Greek and Roman mythology hold a special place in Western culture. It is the precursor to superheroes and postmodern icons, the bastions of the ideals we aspire to be and the vices we want to avoid. Take Icarus, the boy who acquired wings (symbolizing ascension in stature, career, income, etc.) only to be burned by the sun because he failed to heed the warnings of his father.
Or Achilles, who was killed by an arrow to his ankle because it was the only part of his body not strengthened and honed. Despite being the bravest of the Greek heroes in Homer’s “Illiad,” he was done in by this overlooked shortcoming. What’s your Achilles’ heel?

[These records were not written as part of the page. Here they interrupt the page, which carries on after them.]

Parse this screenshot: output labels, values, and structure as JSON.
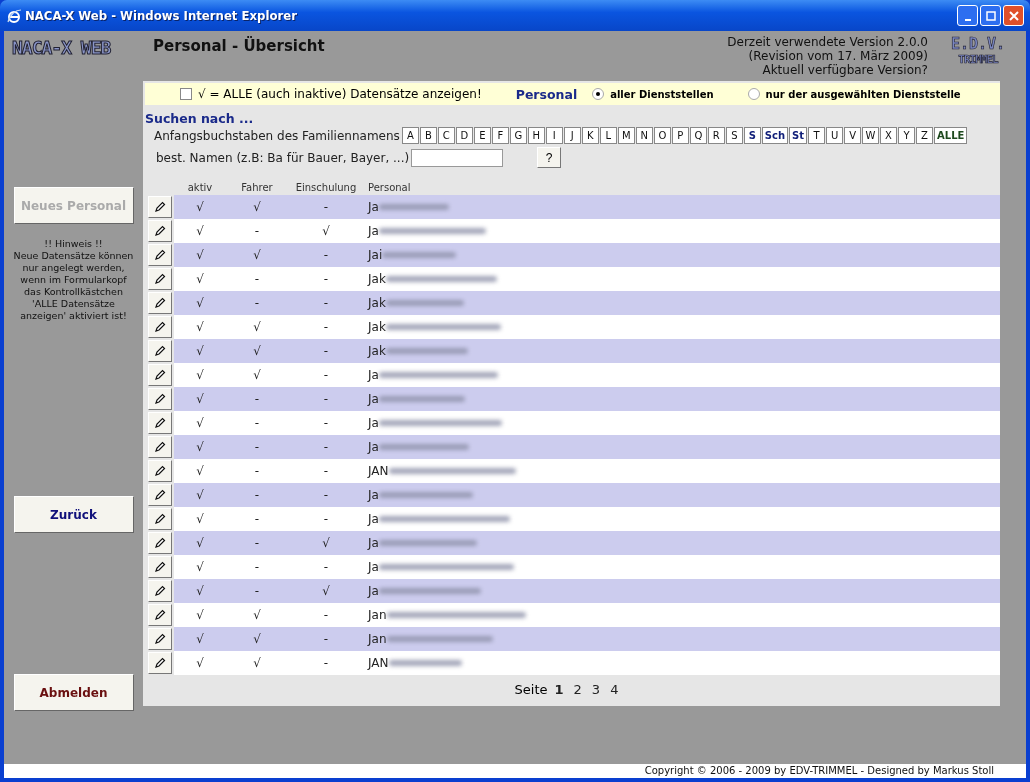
{
  "window": {
    "title": "NACA-X Web - Windows Internet Explorer"
  },
  "header": {
    "logo": "NACA-X WEB",
    "title": "Personal - Übersicht",
    "version_lines": [
      "Derzeit verwendete Version 2.0.0",
      "(Revision vom 17. März 2009)",
      "Aktuell verfügbare Version?"
    ],
    "vendor_logo": [
      "E.D.V.",
      "TRIMMEL"
    ]
  },
  "sidebar": {
    "buttons": [
      {
        "label": "Neues Personal",
        "disabled": true,
        "kind": "plain"
      },
      {
        "label": "Zurück",
        "disabled": false,
        "kind": "navy"
      },
      {
        "label": "Abmelden",
        "disabled": false,
        "kind": "maroon"
      }
    ],
    "hint": [
      "!! Hinweis !!",
      "Neue Datensätze können nur angelegt werden, wenn im Formularkopf das Kontrollkästchen 'ALLE Datensätze anzeigen' aktiviert ist!"
    ]
  },
  "filter": {
    "show_all": {
      "label": "√ = ALLE (auch inaktive) Datensätze anzeigen!",
      "checked": false
    },
    "group_label": "Personal",
    "options": [
      {
        "label": "aller Dienststellen",
        "selected": true
      },
      {
        "label": "nur der ausgewählten Dienststelle",
        "selected": false
      }
    ]
  },
  "search": {
    "title": "Suchen nach ...",
    "letters_label": "Anfangsbuchstaben des Familiennamens",
    "letters": [
      {
        "label": "A",
        "kind": "plain"
      },
      {
        "label": "B",
        "kind": "plain"
      },
      {
        "label": "C",
        "kind": "plain"
      },
      {
        "label": "D",
        "kind": "plain"
      },
      {
        "label": "E",
        "kind": "plain"
      },
      {
        "label": "F",
        "kind": "plain"
      },
      {
        "label": "G",
        "kind": "plain"
      },
      {
        "label": "H",
        "kind": "plain"
      },
      {
        "label": "I",
        "kind": "plain"
      },
      {
        "label": "J",
        "kind": "plain"
      },
      {
        "label": "K",
        "kind": "plain"
      },
      {
        "label": "L",
        "kind": "plain"
      },
      {
        "label": "M",
        "kind": "plain"
      },
      {
        "label": "N",
        "kind": "plain"
      },
      {
        "label": "O",
        "kind": "plain"
      },
      {
        "label": "P",
        "kind": "plain"
      },
      {
        "label": "Q",
        "kind": "plain"
      },
      {
        "label": "R",
        "kind": "plain"
      },
      {
        "label": "S",
        "kind": "plain"
      },
      {
        "label": "S",
        "kind": "special"
      },
      {
        "label": "Sch",
        "kind": "special"
      },
      {
        "label": "St",
        "kind": "special"
      },
      {
        "label": "T",
        "kind": "plain"
      },
      {
        "label": "U",
        "kind": "plain"
      },
      {
        "label": "V",
        "kind": "plain"
      },
      {
        "label": "W",
        "kind": "plain"
      },
      {
        "label": "X",
        "kind": "plain"
      },
      {
        "label": "Y",
        "kind": "plain"
      },
      {
        "label": "Z",
        "kind": "plain"
      },
      {
        "label": "ALLE",
        "kind": "all"
      }
    ],
    "name_label": "best. Namen (z.B: Ba für Bauer, Bayer, ...)",
    "help_button": "?"
  },
  "table": {
    "columns": [
      "aktiv",
      "Fahrer",
      "Einschulung",
      "Personal"
    ],
    "rows": [
      {
        "aktiv": "√",
        "fahrer": "√",
        "einschulung": "-",
        "personal": "Ja"
      },
      {
        "aktiv": "√",
        "fahrer": "-",
        "einschulung": "√",
        "personal": "Ja"
      },
      {
        "aktiv": "√",
        "fahrer": "√",
        "einschulung": "-",
        "personal": "Jai"
      },
      {
        "aktiv": "√",
        "fahrer": "-",
        "einschulung": "-",
        "personal": "Jak"
      },
      {
        "aktiv": "√",
        "fahrer": "-",
        "einschulung": "-",
        "personal": "Jak"
      },
      {
        "aktiv": "√",
        "fahrer": "√",
        "einschulung": "-",
        "personal": "Jak"
      },
      {
        "aktiv": "√",
        "fahrer": "√",
        "einschulung": "-",
        "personal": "Jak"
      },
      {
        "aktiv": "√",
        "fahrer": "√",
        "einschulung": "-",
        "personal": "Ja"
      },
      {
        "aktiv": "√",
        "fahrer": "-",
        "einschulung": "-",
        "personal": "Ja"
      },
      {
        "aktiv": "√",
        "fahrer": "-",
        "einschulung": "-",
        "personal": "Ja"
      },
      {
        "aktiv": "√",
        "fahrer": "-",
        "einschulung": "-",
        "personal": "Ja"
      },
      {
        "aktiv": "√",
        "fahrer": "-",
        "einschulung": "-",
        "personal": "JAN"
      },
      {
        "aktiv": "√",
        "fahrer": "-",
        "einschulung": "-",
        "personal": "Ja"
      },
      {
        "aktiv": "√",
        "fahrer": "-",
        "einschulung": "-",
        "personal": "Ja"
      },
      {
        "aktiv": "√",
        "fahrer": "-",
        "einschulung": "√",
        "personal": "Ja"
      },
      {
        "aktiv": "√",
        "fahrer": "-",
        "einschulung": "-",
        "personal": "Ja"
      },
      {
        "aktiv": "√",
        "fahrer": "-",
        "einschulung": "√",
        "personal": "Ja"
      },
      {
        "aktiv": "√",
        "fahrer": "√",
        "einschulung": "-",
        "personal": "Jan"
      },
      {
        "aktiv": "√",
        "fahrer": "√",
        "einschulung": "-",
        "personal": "Jan"
      },
      {
        "aktiv": "√",
        "fahrer": "√",
        "einschulung": "-",
        "personal": "JAN"
      }
    ]
  },
  "pagination": {
    "label": "Seite",
    "pages": [
      {
        "label": "1",
        "selected": true
      },
      {
        "label": "2",
        "selected": false
      },
      {
        "label": "3",
        "selected": false
      },
      {
        "label": "4",
        "selected": false
      }
    ]
  },
  "footer": "Copyright © 2006 - 2009 by EDV-TRIMMEL - Designed by Markus Stoll"
}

Some may view these stories as symbolism only, serving to increase understanding of a complex existence while others take it further as a reinforcement of Western culture’s domination in media.
*Greek storyteller Aesop told fables that are now used as moral teaching tools to elementary students. The Socratic method is named after a guy – from Greece – whose wisdom was preserved through the writings of Plato. If you popped your head in a math class at all in high school, you’ve heard of the Pythagorean theorem, which is named after the – yep, you guessed it – Greek philosopher Pythagoras.
If you’re, say, a student growing up in the inner-city school system of Atlanta, civilization starts with the Greeks and was honed by the Romans.
So where does that leave Africa, which is considered by many anthropologists, the origin of human life? Or more specifically, what about the contributions that Egypt made to later civilizations? If ancient Egyptians were black, then how is the marginalizing of African achievement in dominant Western texts permissible?
That’s assuming you believe ancient Egyptians were black. Make an assumption at your peril/pleasure.
Contentions are heavy on both sides: Many scholars use archeology and the location of Egypt for grist that ancient Egyptians were black. If you’re an adherent of the Christian faith, numerous verses (Psalms 105:23 and 106:22) refer to Egypt as the “land of Ham.” An article in the New-England Magazine in 1833 also gives strong credence to ancient Egyptians being black. W.E.B. DuBois highlighted the Sphinx’s negroid features in his book, The Negro.
Others argue that any claims to the accomplishments of Egypt by black people has no element of truth to it whatsoever. Egyptologist Zahi Hawess contended that King Tut was not black. Other forensic experts state that ancient Egyptians were of “Mediterranean color”: that they were neither black or white in their skin color. Egypt straddles two regions: Africa and the Middle East. Therefore, many claim, it’s impossible to state one way or the other.
As long as History (note the capital H) is prevalent, history will remain elusive. But maybe our own view of history is skewed. We tend to view it in a vacuum: one period of upheaval/social flux/movements followed by a “dead” period, followed by another period of upheaval/social flux/movements.
“History does not happen in watershed moments. That’s mythic,” said Wendell Marsh, current Fullbright scholar studying in Cairo, Egypt. “History changes every day and we’re the ones that do it.”
Ancient Egyptians developed a society that still confounds the most erudite minds today. This leads to – in typical Western paradigm – a fascination with the source of Egyptian culture. It’s not enough that there is this area by the Nile River that is rich in intellectual resources that we can all draw from. We have to find out the group of people that created this wonder.
For many African Americans, the yearning to lay claim to the achievements of ancient Egyptians is rooted in a desire to assert humanity and gain an identity that History tends to ignore (understatement). So when there is historical evidence that trumps black achievement as the model of modern culture, then why not use historical proof to disprove History?
But perhaps our question should be, “Why does this really matter so much to us?” It is dangerous to place our value in something that a new discovery could disprove. With a subject this explosive and precarious, maybe our humanity shouldn’t be embedded with a possible connection to the first civilization.
What if its discovered that another civilization existed before Egypt? What if extra terrestrials really did build the pyramids? What if black people had nothing to do with the developments in eastern North Africa? Does that mean we’re worthless and without a legacy?
Of course, this isn’t to dismiss the importance of a strong ancestry. Surely it is paramount for African Americans to know that there history does not start with slavery.
Like Janus (derivation of January), the Roman god of gates and doorways, a dual-faced approach is needed. A look in the past is necessary not to sulk in prior tragedies, but to learn lessons to construct a progressive plan forward. A look to the future is needed to envision a “world” where past mistakes are not and cannot be repeated.
Let science worry about who built the Great Pyramid of Giza. There’s still history to be made and remade. And remade.